But every night all the men would come around
And lay their money down…
Gypsies, Tramps And Thieves – Cher
In the first half of the 20th century, many of the great American playwrights such as O’Neill, Miller and Williams dealt with the fraught relationships between fathers and sons. In James Purdy’s play The Paradise Circus, we see the familiar theme of estrangement as a result of different expectations of life.
Shortly after the end of the First World War, a shadow is cast over the Rawlings household as they mourn the death of the eldest son Rainforth. Arthur (Tim Woodward) is the most deeply affected by Rainforth’s death, holding him as an example of ‘perfection’, whose life was prematurely taken. Unfortunately for Rainforth’s younger brothers Gregory (Joshua Ward) and Joel (Sam Coulson), his achievements are used as a yardstick by their father to measure their ‘worth’ as human beings. Suffice to say, Arthur’s constant comparisons and disparaging remarks perpetuate the distance between the generations. The arrival of Giuseppe Onofrio (Peter Tate) – the owner of a travelling circus with an offer that’s too good to be true – sets events in motion that affect the Rawlings family irrevocably.
L-R: Tim Woodward, Sophie Ward, Sam Coulson and Mark Aiken
Offering an ‘outsider’s’ perspective on the Rawlings is Dr Hallam (Mark Aiken) – the family physician. An astute observer of human behaviour and diplomatic in his demeanour, Hallam’s advice is seldom heeded by Arthur. However, on the other side of the coin there’s Alda Pennington (Sophie Ward) – the local tarot reader and ‘witch’…
Easily the most interesting character in the play, nobody likes what Alda has to say, but people always come to her to hear the unadulterated truth. The ‘karmic’ advice she gives (which has a sound psychological basis to it) usually requires people to make the ‘hardest’ choices. Not that they are ever impossible. Just that the ‘sacrifices’ necessary ‘to be whole’ require a person to relinquish the one ‘harmful’ thing they don’t want to live without. While everyone in town knows Alda, she likewise knows all about their deepest, darkest secrets. This places her in a unique position of power in the community – and someone to be ‘feared’. Even Minne Cruickshank (Debra Penny) – Arthur’s ‘virtuous’ housekeeper – has had to rely on Alda in her hour of need, and their exchange in the play says much about the ‘piety’ of the townsfolk and Alda’s station as a ‘necessary evil’…
Under Anthony Biggs’ direction, the ambience of a century ago is conveyed with the use of evocative blues music performed by Salim Sai (who also plays the reporter Ephraim) and Darren Berry. Staging the play ‘in the round’, with the wood chip flooring and a beautfully lit canopy, there is an immediacy to the proceedings and an effortless evocation of yesteryear.

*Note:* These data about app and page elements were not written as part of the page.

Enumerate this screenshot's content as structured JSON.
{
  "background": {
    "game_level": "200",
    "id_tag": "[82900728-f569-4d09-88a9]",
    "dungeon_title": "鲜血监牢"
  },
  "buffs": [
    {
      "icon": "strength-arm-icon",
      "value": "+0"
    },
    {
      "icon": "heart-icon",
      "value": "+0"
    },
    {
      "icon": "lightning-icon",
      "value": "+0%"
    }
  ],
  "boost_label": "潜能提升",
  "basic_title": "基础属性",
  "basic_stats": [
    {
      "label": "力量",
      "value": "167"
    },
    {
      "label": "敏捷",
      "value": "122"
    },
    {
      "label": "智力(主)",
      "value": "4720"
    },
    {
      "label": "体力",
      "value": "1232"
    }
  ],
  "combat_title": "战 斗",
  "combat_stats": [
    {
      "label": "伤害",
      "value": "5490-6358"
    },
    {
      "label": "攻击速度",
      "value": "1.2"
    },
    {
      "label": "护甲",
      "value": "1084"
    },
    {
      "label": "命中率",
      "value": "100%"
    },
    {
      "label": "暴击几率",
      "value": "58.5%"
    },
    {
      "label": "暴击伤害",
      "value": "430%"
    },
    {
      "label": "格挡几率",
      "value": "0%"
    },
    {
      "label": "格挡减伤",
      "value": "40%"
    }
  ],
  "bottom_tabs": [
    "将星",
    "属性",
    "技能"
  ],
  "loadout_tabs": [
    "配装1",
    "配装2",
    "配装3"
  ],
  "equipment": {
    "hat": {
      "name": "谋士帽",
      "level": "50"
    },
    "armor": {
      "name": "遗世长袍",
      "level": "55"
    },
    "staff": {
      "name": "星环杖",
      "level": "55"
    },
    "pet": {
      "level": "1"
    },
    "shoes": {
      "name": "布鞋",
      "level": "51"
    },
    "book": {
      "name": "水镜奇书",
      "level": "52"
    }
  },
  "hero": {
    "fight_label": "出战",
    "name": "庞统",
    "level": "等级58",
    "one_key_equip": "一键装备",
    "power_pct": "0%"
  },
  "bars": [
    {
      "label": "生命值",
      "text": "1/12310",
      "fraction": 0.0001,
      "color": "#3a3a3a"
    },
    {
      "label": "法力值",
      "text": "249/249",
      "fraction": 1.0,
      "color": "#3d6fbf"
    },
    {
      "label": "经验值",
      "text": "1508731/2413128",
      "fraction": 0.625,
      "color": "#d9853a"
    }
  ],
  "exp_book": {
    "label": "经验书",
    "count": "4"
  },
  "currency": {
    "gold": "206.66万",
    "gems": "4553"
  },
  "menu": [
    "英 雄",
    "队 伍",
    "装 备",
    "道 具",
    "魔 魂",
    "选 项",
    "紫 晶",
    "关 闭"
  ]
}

In terms of the ‘message’ of the play, it is very much a parable on the contrary impulses of human nature. The arcs of the respective characters and their eventual convergence show the interconnectivity of people’s lives and that ‘to know thyself’ is the beginning of true wisdom.
© Michael Davis 2018
The Paradise Circus runs at The Playground Theatre, London until 3rd November.